A 2013 meta-analysis found that individuals with higher social anxiety consume less overall alcohol than folks who don’t get as anxious. But the socially anxious drinkers still have higher levels of hazardous drinking and more of what the researchers called “alcohol-related negative consequences,” like missing work, getting injured, or having unwanted sexual experiences. It’s counterintuitive, but it makes sense: socially anxious souls often avoid social situations, like parties or get-togethers, and therefore drink less in general. But when they’re forced to go, like David, they may drink relatively more in an attempt to “self-medicate.” Since they have lower tolerance and less practice pacing themselves, they reach hazardous levels of inebriation (and regrettable decisions) more quickly.

If you’re one of the seven in 10 Americans who’ve had a drink in the past year, to paraphrase the great philosopher Homer Simpson, alcohol could be not only the solution to but the cause of your social anxiety problems.

Why both? On the one hand, alcohol “works,” at least in the short term. A 2015 study found that for every drink, social anxiety declines by 4%. It’s an easy way to magically feel more fabulous. Two glasses of pinot for an 8% reduction of feeling like a fool? Sign me up.

But over the long term, it can be a different story. First, while drinking may take away social anxiety, over time, many people may start to drink in response to social anxiety. Indeed, a 2008 study found that in individuals with both social anxiety and a problem with alcohol, the social anxiety almost always comes first.

Second, folks with social anxiety are more likely to drink alone to drown out negative emotion, like Mateo ruminating into his beer after a conference.

Finally, we learn to associate alcohol and confidence, like Nia did. We listen when vodka over-promises: “I alone can make you a good conversationalist!”

Any way you slice it, capital-S Social Anxiety Disorder more than quadruples the risk of developing an alcohol use disorder.

With results like that, why do we keep looking for hope in the bottle? A hallmark of social anxiety is a perceived gap between standards and ability: we simultaneously expect sky-high social skills from ourselves (There must never be silence in conversation, or I must always have something interesting to say) and think we are too hopelessly awkward, weird, or inept ever to reach those standards. Alcohol artificially closes the gap. We become less inhibited and miraculously wonderful at conversation, but we don’t realize we had those skills all along and were just too inhibited to use them. Alcohol steals the credit and becomes like Dumbo’s magic feather: take it away, and we think we can’t fly.

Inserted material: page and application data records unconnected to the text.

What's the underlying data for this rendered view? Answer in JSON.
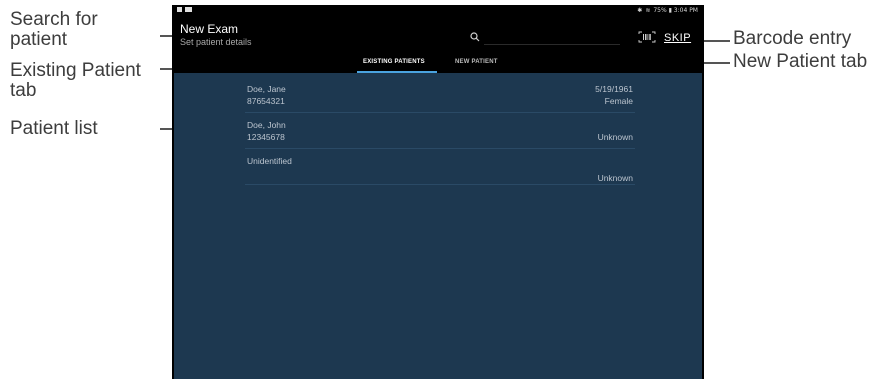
{
  "annotations": {
    "search": "Search for\npatient",
    "existing_tab": "Existing Patient\ntab",
    "patient_list": "Patient list",
    "barcode": "Barcode entry",
    "new_tab": "New Patient tab"
  },
  "status_bar": {
    "right_text": "75% ▮ 3:04 PM",
    "left_icons": [
      "sim-icon",
      "image-icon"
    ]
  },
  "app": {
    "title": "New Exam",
    "subtitle": "Set patient details",
    "skip_label": "SKIP",
    "search_icon": "search-icon",
    "barcode_icon": "barcode-scan-icon"
  },
  "tabs": [
    {
      "label": "EXISTING PATIENTS",
      "active": true
    },
    {
      "label": "NEW PATIENT",
      "active": false
    }
  ],
  "patients": [
    {
      "name": "Doe, Jane",
      "id": "87654321",
      "dob": "5/19/1961",
      "sex": "Female"
    },
    {
      "name": "Doe, John",
      "id": "12345678",
      "dob": "",
      "sex": "Unknown"
    },
    {
      "name": "Unidentified",
      "id": "",
      "dob": "",
      "sex": "Unknown"
    }
  ],
  "colors": {
    "list_background": "#1d3850",
    "tab_indicator": "#4aa3df",
    "screen_background": "#000000"
  }
}
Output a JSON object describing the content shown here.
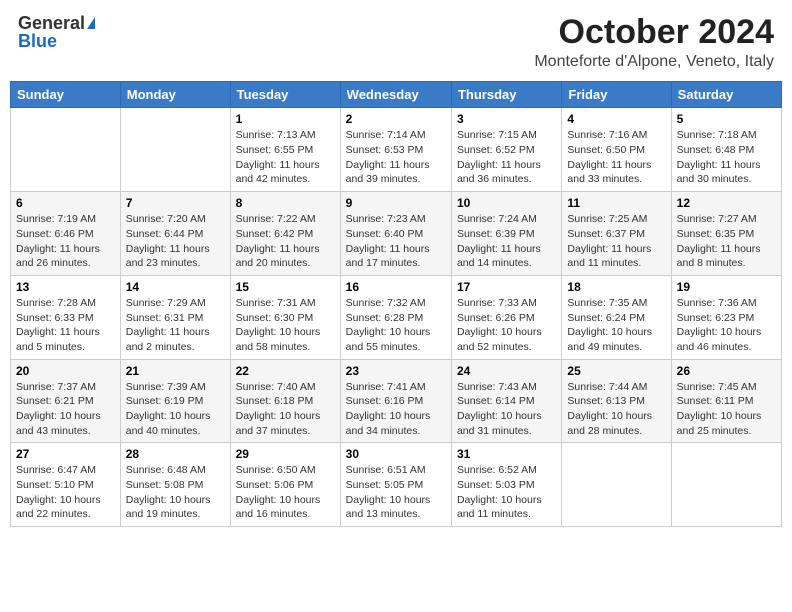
{
  "header": {
    "logo_general": "General",
    "logo_blue": "Blue",
    "month_title": "October 2024",
    "location": "Monteforte d'Alpone, Veneto, Italy"
  },
  "weekdays": [
    "Sunday",
    "Monday",
    "Tuesday",
    "Wednesday",
    "Thursday",
    "Friday",
    "Saturday"
  ],
  "weeks": [
    [
      {
        "day": "",
        "sunrise": "",
        "sunset": "",
        "daylight": ""
      },
      {
        "day": "",
        "sunrise": "",
        "sunset": "",
        "daylight": ""
      },
      {
        "day": "1",
        "sunrise": "Sunrise: 7:13 AM",
        "sunset": "Sunset: 6:55 PM",
        "daylight": "Daylight: 11 hours and 42 minutes."
      },
      {
        "day": "2",
        "sunrise": "Sunrise: 7:14 AM",
        "sunset": "Sunset: 6:53 PM",
        "daylight": "Daylight: 11 hours and 39 minutes."
      },
      {
        "day": "3",
        "sunrise": "Sunrise: 7:15 AM",
        "sunset": "Sunset: 6:52 PM",
        "daylight": "Daylight: 11 hours and 36 minutes."
      },
      {
        "day": "4",
        "sunrise": "Sunrise: 7:16 AM",
        "sunset": "Sunset: 6:50 PM",
        "daylight": "Daylight: 11 hours and 33 minutes."
      },
      {
        "day": "5",
        "sunrise": "Sunrise: 7:18 AM",
        "sunset": "Sunset: 6:48 PM",
        "daylight": "Daylight: 11 hours and 30 minutes."
      }
    ],
    [
      {
        "day": "6",
        "sunrise": "Sunrise: 7:19 AM",
        "sunset": "Sunset: 6:46 PM",
        "daylight": "Daylight: 11 hours and 26 minutes."
      },
      {
        "day": "7",
        "sunrise": "Sunrise: 7:20 AM",
        "sunset": "Sunset: 6:44 PM",
        "daylight": "Daylight: 11 hours and 23 minutes."
      },
      {
        "day": "8",
        "sunrise": "Sunrise: 7:22 AM",
        "sunset": "Sunset: 6:42 PM",
        "daylight": "Daylight: 11 hours and 20 minutes."
      },
      {
        "day": "9",
        "sunrise": "Sunrise: 7:23 AM",
        "sunset": "Sunset: 6:40 PM",
        "daylight": "Daylight: 11 hours and 17 minutes."
      },
      {
        "day": "10",
        "sunrise": "Sunrise: 7:24 AM",
        "sunset": "Sunset: 6:39 PM",
        "daylight": "Daylight: 11 hours and 14 minutes."
      },
      {
        "day": "11",
        "sunrise": "Sunrise: 7:25 AM",
        "sunset": "Sunset: 6:37 PM",
        "daylight": "Daylight: 11 hours and 11 minutes."
      },
      {
        "day": "12",
        "sunrise": "Sunrise: 7:27 AM",
        "sunset": "Sunset: 6:35 PM",
        "daylight": "Daylight: 11 hours and 8 minutes."
      }
    ],
    [
      {
        "day": "13",
        "sunrise": "Sunrise: 7:28 AM",
        "sunset": "Sunset: 6:33 PM",
        "daylight": "Daylight: 11 hours and 5 minutes."
      },
      {
        "day": "14",
        "sunrise": "Sunrise: 7:29 AM",
        "sunset": "Sunset: 6:31 PM",
        "daylight": "Daylight: 11 hours and 2 minutes."
      },
      {
        "day": "15",
        "sunrise": "Sunrise: 7:31 AM",
        "sunset": "Sunset: 6:30 PM",
        "daylight": "Daylight: 10 hours and 58 minutes."
      },
      {
        "day": "16",
        "sunrise": "Sunrise: 7:32 AM",
        "sunset": "Sunset: 6:28 PM",
        "daylight": "Daylight: 10 hours and 55 minutes."
      },
      {
        "day": "17",
        "sunrise": "Sunrise: 7:33 AM",
        "sunset": "Sunset: 6:26 PM",
        "daylight": "Daylight: 10 hours and 52 minutes."
      },
      {
        "day": "18",
        "sunrise": "Sunrise: 7:35 AM",
        "sunset": "Sunset: 6:24 PM",
        "daylight": "Daylight: 10 hours and 49 minutes."
      },
      {
        "day": "19",
        "sunrise": "Sunrise: 7:36 AM",
        "sunset": "Sunset: 6:23 PM",
        "daylight": "Daylight: 10 hours and 46 minutes."
      }
    ],
    [
      {
        "day": "20",
        "sunrise": "Sunrise: 7:37 AM",
        "sunset": "Sunset: 6:21 PM",
        "daylight": "Daylight: 10 hours and 43 minutes."
      },
      {
        "day": "21",
        "sunrise": "Sunrise: 7:39 AM",
        "sunset": "Sunset: 6:19 PM",
        "daylight": "Daylight: 10 hours and 40 minutes."
      },
      {
        "day": "22",
        "sunrise": "Sunrise: 7:40 AM",
        "sunset": "Sunset: 6:18 PM",
        "daylight": "Daylight: 10 hours and 37 minutes."
      },
      {
        "day": "23",
        "sunrise": "Sunrise: 7:41 AM",
        "sunset": "Sunset: 6:16 PM",
        "daylight": "Daylight: 10 hours and 34 minutes."
      },
      {
        "day": "24",
        "sunrise": "Sunrise: 7:43 AM",
        "sunset": "Sunset: 6:14 PM",
        "daylight": "Daylight: 10 hours and 31 minutes."
      },
      {
        "day": "25",
        "sunrise": "Sunrise: 7:44 AM",
        "sunset": "Sunset: 6:13 PM",
        "daylight": "Daylight: 10 hours and 28 minutes."
      },
      {
        "day": "26",
        "sunrise": "Sunrise: 7:45 AM",
        "sunset": "Sunset: 6:11 PM",
        "daylight": "Daylight: 10 hours and 25 minutes."
      }
    ],
    [
      {
        "day": "27",
        "sunrise": "Sunrise: 6:47 AM",
        "sunset": "Sunset: 5:10 PM",
        "daylight": "Daylight: 10 hours and 22 minutes."
      },
      {
        "day": "28",
        "sunrise": "Sunrise: 6:48 AM",
        "sunset": "Sunset: 5:08 PM",
        "daylight": "Daylight: 10 hours and 19 minutes."
      },
      {
        "day": "29",
        "sunrise": "Sunrise: 6:50 AM",
        "sunset": "Sunset: 5:06 PM",
        "daylight": "Daylight: 10 hours and 16 minutes."
      },
      {
        "day": "30",
        "sunrise": "Sunrise: 6:51 AM",
        "sunset": "Sunset: 5:05 PM",
        "daylight": "Daylight: 10 hours and 13 minutes."
      },
      {
        "day": "31",
        "sunrise": "Sunrise: 6:52 AM",
        "sunset": "Sunset: 5:03 PM",
        "daylight": "Daylight: 10 hours and 11 minutes."
      },
      {
        "day": "",
        "sunrise": "",
        "sunset": "",
        "daylight": ""
      },
      {
        "day": "",
        "sunrise": "",
        "sunset": "",
        "daylight": ""
      }
    ]
  ]
}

A solution? Tackle the root of the problem: a good therapist can work with the social anxiety and help you realize that all that mind-reading, monitoring, and social recalibration you do actually means you already have excellent social skills and that you just need some practice without the training wheels of booze. Therapy can help you tone down your sky-high standards, tame that critical inner voice, and help you practice tuning in to conversation rather than letting your internal dialogue drown it out.

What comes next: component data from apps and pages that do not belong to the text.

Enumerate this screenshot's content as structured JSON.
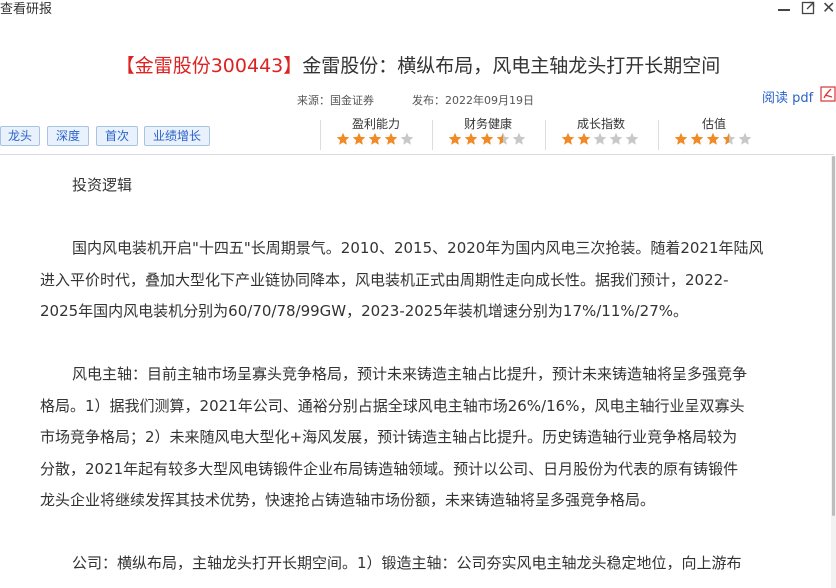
{
  "window": {
    "title": "查看研报"
  },
  "report": {
    "title_code": "【金雷股份300443】",
    "title_text": "金雷股份：横纵布局，风电主轴龙头打开长期空间",
    "source": "来源：国金证券",
    "publish_date": "发布：2022年09月19日",
    "read_pdf_label": "阅读 pdf"
  },
  "tags": [
    "龙头",
    "深度",
    "首次",
    "业绩增长"
  ],
  "ratings": [
    {
      "label": "盈利能力",
      "stars": 4
    },
    {
      "label": "财务健康",
      "stars": 3.5
    },
    {
      "label": "成长指数",
      "stars": 2
    },
    {
      "label": "估值",
      "stars": 3.5
    }
  ],
  "colors": {
    "star_filled": "#f08a24",
    "star_empty": "#c8c8c8",
    "title_highlight": "#dd2222",
    "link": "#2a62c9"
  },
  "icons": {
    "minimize": "minimize-icon",
    "maximize": "maximize-icon",
    "close": "close-icon",
    "pdf": "pdf-icon",
    "star": "star-icon"
  },
  "content": {
    "heading": "投资逻辑",
    "paragraphs": [
      [
        "国内风电装机开启\"十四五\"长周期景气。2010、2015、2020年为国内风电三次抢装。随着2021年陆风",
        "进入平价时代，叠加大型化下产业链协同降本，风电装机正式由周期性走向成长性。据我们预计，2022-",
        "2025年国内风电装机分别为60/70/78/99GW，2023-2025年装机增速分别为17%/11%/27%。"
      ],
      [
        "风电主轴：目前主轴市场呈寡头竞争格局，预计未来铸造主轴占比提升，预计未来铸造轴将呈多强竞争",
        "格局。1）据我们测算，2021年公司、通裕分别占据全球风电主轴市场26%/16%，风电主轴行业呈双寡头",
        "市场竞争格局；2）未来随风电大型化+海风发展，预计铸造主轴占比提升。历史铸造轴行业竞争格局较为",
        "分散，2021年起有较多大型风电铸锻件企业布局铸造轴领域。预计以公司、日月股份为代表的原有铸锻件",
        "龙头企业将继续发挥其技术优势，快速抢占铸造轴市场份额，未来铸造轴将呈多强竞争格局。"
      ],
      [
        "公司：横纵布局，主轴龙头打开长期空间。1）锻造主轴：公司夯实风电主轴龙头稳定地位，向上游布"
      ]
    ]
  }
}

If face-to-face therapy isn’t your speed, don’t despair. Established online options include Joyable to tackle social anxiety or Headspace to amp up your mindfulness. Or go old-school with a book (like the Shyness and Social Anxiety Workbook or Managing Social Anxiety) that will help you tackle your fears.

In short, instead of giving all the credit to liquid courage, you can nurture your own courage. And that’s better than any awesome water.

Ellen Hendriksen, PhD, is the host of the Savvy Psychologist podcast.